The Bulls did a sleepwalk through a positively dreadful performance, meekly succumbing 110-78 to the Raptors before a crowd of 20,481 at the United Center that even booed sluggishly.
If LeBron James was watching, he probably started dancing again.
That the Bulls came out flat at home, where they previously had been 5-1, was bad enough. Add in the fact the Raptors were playing their fourth game in five nights and coming off an overtime victory and words like unacceptable come to mind.
"We have enough professional sports teams," Russell Jacobs, a Toronto resident said. "You can't give Raptors tickets away right now. If we have a losing football team, no one will support them either."
"After the meeting we had, everybody realized we are a really good team, we just needed to play for 48 (minutes), we needed to play together, we needed to understand our roles," said Jose Calderon, who played only 19 minutes Saturday after suffering a hip flexor that he doesn't expect will keep him out of a practice, let alone a game.
"I think the last couple games, we saw everybody helping each other, everybody telling everybody if you make a mistake, it doesn't matter, there is going to be somebody else to help you.
"It's no problem at all."
The sad thing – wait a minute, make that one of the saddest things – about the Bulls' wire-to-wire blowout loss to Toronto on Saturday was that coach Vinny Del Negro rested his starters during the fourth quarter in Cleveland on Friday to save energy for the second leg of the back-to-back.
But the Bulls brought nothing to their home court, falling behind by 28 points three minutes into the second quarter and never making much of a dent in the deficit the rest of the way.
Considering the Raptors came into the game with an 8-13 record and giving up 114.5 points per game on the road this season, Saturday's 110-78 loss at the United Center should be regarded as a thorough embarrassment.
Until running into the Bulls, Toronto was one of the worst defensive teams in recent NBA history. The Raptors were giving up 114.5 points on the road this season, including 146 at Atlanta on Wednesday.
Toronto made a drastic roster makeover during the summer and has five foreign-born players getting significant minutes. A turning point may have come Friday when the Raptors held a team meeting to encourage better communication between players of different nationalities.
"It wasn't a split, in my opinion. It was more so just not knowing how to relate to different guys," Raptors star Chris Bosh told Toronto reporters. "Instead of calling someone out because they weren't doing their job or playing hard we kind of just kept it quiet. I mean, the more quiet you are the easier it is to get divided.
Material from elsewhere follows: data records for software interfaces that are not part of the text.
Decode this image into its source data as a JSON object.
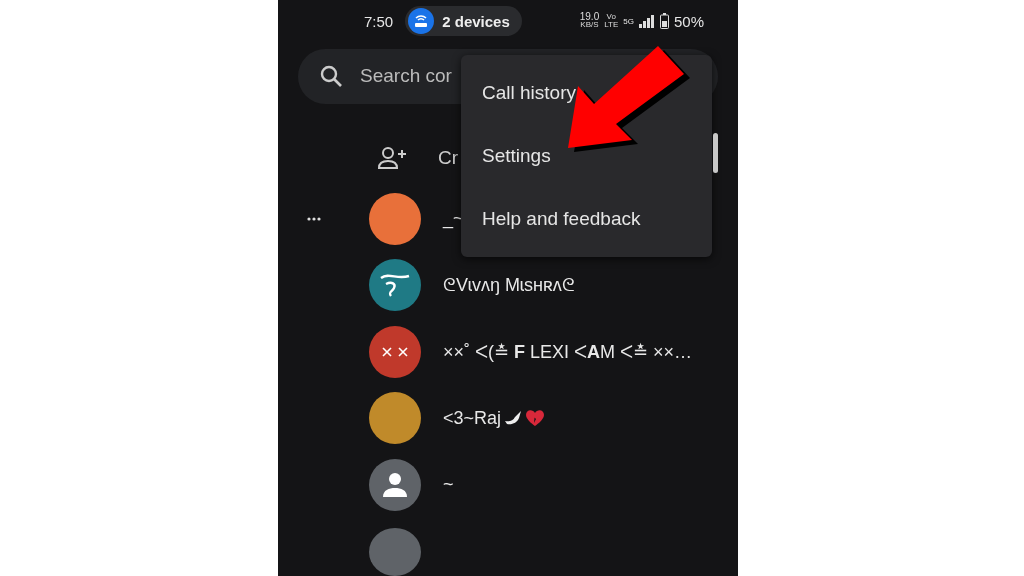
{
  "status_bar": {
    "time": "7:50",
    "hotspot": "2 devices",
    "speed": "19.0",
    "speed_unit": "KB/S",
    "volte_top": "Vo",
    "volte_bottom": "LTE",
    "network": "5G",
    "battery": "50%"
  },
  "search": {
    "placeholder": "Search cor"
  },
  "create_contact": {
    "label": "Cr"
  },
  "menu": {
    "items": [
      {
        "label": "Call history"
      },
      {
        "label": "Settings"
      },
      {
        "label": "Help and feedback"
      }
    ]
  },
  "contacts": [
    {
      "name": "_~",
      "kind": "photo",
      "more": true
    },
    {
      "name": "ᘓVɩvʌŋ Mɩsʜʀʌᘓ",
      "kind": "letter",
      "color": "#1f7a85"
    },
    {
      "name": "××˚ ᐸ(≛ **F** LEXI ᐸ**A**M ᐸ≛ ××…",
      "kind": "cross",
      "color": "#c0392b"
    },
    {
      "name": "<3~Raj",
      "kind": "photo",
      "emoji": true
    },
    {
      "name": "~",
      "kind": "person",
      "color": "#5f6368"
    }
  ]
}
You can divide yourselves just by not saying anything."
Watch the game between the Raptors and Chicago Bulls all in just six minutes.
Head Coach Jay Triano talks to the media following the Raptors victory over the Chicago Bulls on Saturday night.